Problem description: What is needed is an exact copy of all the data.

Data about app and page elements
◇ ◇ ◇
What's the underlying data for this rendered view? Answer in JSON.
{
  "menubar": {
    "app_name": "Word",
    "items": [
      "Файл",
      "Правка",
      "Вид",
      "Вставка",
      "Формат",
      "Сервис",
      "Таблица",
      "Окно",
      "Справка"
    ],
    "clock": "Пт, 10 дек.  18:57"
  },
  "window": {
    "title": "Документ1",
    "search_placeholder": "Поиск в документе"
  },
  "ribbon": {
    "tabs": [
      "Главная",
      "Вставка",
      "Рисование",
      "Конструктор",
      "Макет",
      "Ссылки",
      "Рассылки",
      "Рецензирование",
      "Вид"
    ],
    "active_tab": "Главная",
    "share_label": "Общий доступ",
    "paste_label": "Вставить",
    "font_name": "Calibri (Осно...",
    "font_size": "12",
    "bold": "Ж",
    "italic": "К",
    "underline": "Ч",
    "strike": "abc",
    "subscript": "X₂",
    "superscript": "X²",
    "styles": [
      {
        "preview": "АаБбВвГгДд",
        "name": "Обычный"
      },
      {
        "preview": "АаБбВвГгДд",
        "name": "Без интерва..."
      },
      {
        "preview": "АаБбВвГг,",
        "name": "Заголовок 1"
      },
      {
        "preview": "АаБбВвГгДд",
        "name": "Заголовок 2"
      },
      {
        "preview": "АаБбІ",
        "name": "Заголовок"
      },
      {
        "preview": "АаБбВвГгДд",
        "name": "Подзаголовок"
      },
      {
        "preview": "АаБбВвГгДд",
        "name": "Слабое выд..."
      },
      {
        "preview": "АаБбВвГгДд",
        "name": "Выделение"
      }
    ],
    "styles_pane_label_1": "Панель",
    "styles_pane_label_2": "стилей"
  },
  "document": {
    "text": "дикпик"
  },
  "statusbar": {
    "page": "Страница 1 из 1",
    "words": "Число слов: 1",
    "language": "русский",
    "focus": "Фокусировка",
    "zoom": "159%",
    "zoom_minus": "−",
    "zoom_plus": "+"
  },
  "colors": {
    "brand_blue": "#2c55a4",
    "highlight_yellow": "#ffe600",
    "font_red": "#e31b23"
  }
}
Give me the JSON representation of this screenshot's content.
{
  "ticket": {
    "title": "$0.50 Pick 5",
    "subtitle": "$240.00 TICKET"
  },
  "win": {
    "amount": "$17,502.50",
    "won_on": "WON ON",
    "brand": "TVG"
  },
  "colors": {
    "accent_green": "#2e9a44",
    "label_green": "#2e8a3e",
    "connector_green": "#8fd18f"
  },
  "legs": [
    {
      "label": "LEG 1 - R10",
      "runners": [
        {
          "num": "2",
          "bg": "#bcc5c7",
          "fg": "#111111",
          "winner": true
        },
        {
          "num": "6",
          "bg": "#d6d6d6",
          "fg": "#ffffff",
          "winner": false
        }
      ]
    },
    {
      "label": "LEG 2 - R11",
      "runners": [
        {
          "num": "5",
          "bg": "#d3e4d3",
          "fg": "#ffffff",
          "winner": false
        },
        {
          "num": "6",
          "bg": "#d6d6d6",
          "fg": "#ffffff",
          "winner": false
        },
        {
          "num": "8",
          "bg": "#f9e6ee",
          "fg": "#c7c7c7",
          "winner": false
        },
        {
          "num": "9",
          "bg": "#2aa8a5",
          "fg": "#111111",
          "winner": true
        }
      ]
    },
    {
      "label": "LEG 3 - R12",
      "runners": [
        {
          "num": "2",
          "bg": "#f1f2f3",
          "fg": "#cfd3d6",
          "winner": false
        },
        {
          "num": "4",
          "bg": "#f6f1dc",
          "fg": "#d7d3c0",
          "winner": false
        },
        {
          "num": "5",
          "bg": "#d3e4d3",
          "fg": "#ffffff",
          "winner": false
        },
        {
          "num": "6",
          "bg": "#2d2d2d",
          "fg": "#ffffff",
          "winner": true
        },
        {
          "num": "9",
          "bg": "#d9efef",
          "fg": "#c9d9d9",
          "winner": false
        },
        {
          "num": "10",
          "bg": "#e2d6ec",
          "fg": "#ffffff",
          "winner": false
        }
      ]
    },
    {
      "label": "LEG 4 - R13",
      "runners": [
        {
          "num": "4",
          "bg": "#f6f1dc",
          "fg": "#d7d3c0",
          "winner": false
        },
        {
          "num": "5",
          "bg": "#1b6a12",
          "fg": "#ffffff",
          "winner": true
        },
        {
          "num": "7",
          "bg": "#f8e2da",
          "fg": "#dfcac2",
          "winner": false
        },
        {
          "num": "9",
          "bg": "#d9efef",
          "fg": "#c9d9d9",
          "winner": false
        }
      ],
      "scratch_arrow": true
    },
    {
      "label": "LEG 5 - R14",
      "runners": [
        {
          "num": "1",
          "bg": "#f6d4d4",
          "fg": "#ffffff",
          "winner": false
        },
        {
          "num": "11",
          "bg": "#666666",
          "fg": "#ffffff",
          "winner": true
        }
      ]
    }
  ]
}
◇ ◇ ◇
Solution for this problem:
What's the underlying data for this rendered view? Answer in JSON.
{
  "menubar": {
    "app_name": "Word",
    "items": [
      "Файл",
      "Правка",
      "Вид",
      "Вставка",
      "Формат",
      "Сервис",
      "Таблица",
      "Окно",
      "Справка"
    ],
    "clock": "Пт, 10 дек.  18:57"
  },
  "window": {
    "title": "Документ1",
    "search_placeholder": "Поиск в документе"
  },
  "ribbon": {
    "tabs": [
      "Главная",
      "Вставка",
      "Рисование",
      "Конструктор",
      "Макет",
      "Ссылки",
      "Рассылки",
      "Рецензирование",
      "Вид"
    ],
    "active_tab": "Главная",
    "share_label": "Общий доступ",
    "paste_label": "Вставить",
    "font_name": "Calibri (Осно...",
    "font_size": "12",
    "bold": "Ж",
    "italic": "К",
    "underline": "Ч",
    "strike": "abc",
    "subscript": "X₂",
    "superscript": "X²",
    "styles": [
      {
        "preview": "АаБбВвГгДд",
        "name": "Обычный"
      },
      {
        "preview": "АаБбВвГгДд",
        "name": "Без интерва..."
      },
      {
        "preview": "АаБбВвГг,",
        "name": "Заголовок 1"
      },
      {
        "preview": "АаБбВвГгДд",
        "name": "Заголовок 2"
      },
      {
        "preview": "АаБбІ",
        "name": "Заголовок"
      },
      {
        "preview": "АаБбВвГгДд",
        "name": "Подзаголовок"
      },
      {
        "preview": "АаБбВвГгДд",
        "name": "Слабое выд..."
      },
      {
        "preview": "АаБбВвГгДд",
        "name": "Выделение"
      }
    ],
    "styles_pane_label_1": "Панель",
    "styles_pane_label_2": "стилей"
  },
  "document": {
    "text": "дикпик"
  },
  "statusbar": {
    "page": "Страница 1 из 1",
    "words": "Число слов: 1",
    "language": "русский",
    "focus": "Фокусировка",
    "zoom": "159%",
    "zoom_minus": "−",
    "zoom_plus": "+"
  },
  "colors": {
    "brand_blue": "#2c55a4",
    "highlight_yellow": "#ffe600",
    "font_red": "#e31b23"
  }
}
Give me the JSON representation of this screenshot's content.
{
  "ticket": {
    "title": "$0.50 Pick 5",
    "subtitle": "$240.00 TICKET"
  },
  "win": {
    "amount": "$17,502.50",
    "won_on": "WON ON",
    "brand": "TVG"
  },
  "colors": {
    "accent_green": "#2e9a44",
    "label_green": "#2e8a3e",
    "connector_green": "#8fd18f"
  },
  "legs": [
    {
      "label": "LEG 1 - R10",
      "runners": [
        {
          "num": "2",
          "bg": "#bcc5c7",
          "fg": "#111111",
          "winner": true
        },
        {
          "num": "6",
          "bg": "#d6d6d6",
          "fg": "#ffffff",
          "winner": false
        }
      ]
    },
    {
      "label": "LEG 2 - R11",
      "runners": [
        {
          "num": "5",
          "bg": "#d3e4d3",
          "fg": "#ffffff",
          "winner": false
        },
        {
          "num": "6",
          "bg": "#d6d6d6",
          "fg": "#ffffff",
          "winner": false
        },
        {
          "num": "8",
          "bg": "#f9e6ee",
          "fg": "#c7c7c7",
          "winner": false
        },
        {
          "num": "9",
          "bg": "#2aa8a5",
          "fg": "#111111",
          "winner": true
        }
      ]
    },
    {
      "label": "LEG 3 - R12",
      "runners": [
        {
          "num": "2",
          "bg": "#f1f2f3",
          "fg": "#cfd3d6",
          "winner": false
        },
        {
          "num": "4",
          "bg": "#f6f1dc",
          "fg": "#d7d3c0",
          "winner": false
        },
        {
          "num": "5",
          "bg": "#d3e4d3",
          "fg": "#ffffff",
          "winner": false
        },
        {
          "num": "6",
          "bg": "#2d2d2d",
          "fg": "#ffffff",
          "winner": true
        },
        {
          "num": "9",
          "bg": "#d9efef",
          "fg": "#c9d9d9",
          "winner": false
        },
        {
          "num": "10",
          "bg": "#e2d6ec",
          "fg": "#ffffff",
          "winner": false
        }
      ]
    },
    {
      "label": "LEG 4 - R13",
      "runners": [
        {
          "num": "4",
          "bg": "#f6f1dc",
          "fg": "#d7d3c0",
          "winner": false
        },
        {
          "num": "5",
          "bg": "#1b6a12",
          "fg": "#ffffff",
          "winner": true
        },
        {
          "num": "7",
          "bg": "#f8e2da",
          "fg": "#dfcac2",
          "winner": false
        },
        {
          "num": "9",
          "bg": "#d9efef",
          "fg": "#c9d9d9",
          "winner": false
        }
      ],
      "scratch_arrow": true
    },
    {
      "label": "LEG 5 - R14",
      "runners": [
        {
          "num": "1",
          "bg": "#f6d4d4",
          "fg": "#ffffff",
          "winner": false
        },
        {
          "num": "11",
          "bg": "#666666",
          "fg": "#ffffff",
          "winner": true
        }
      ]
    }
  ]
}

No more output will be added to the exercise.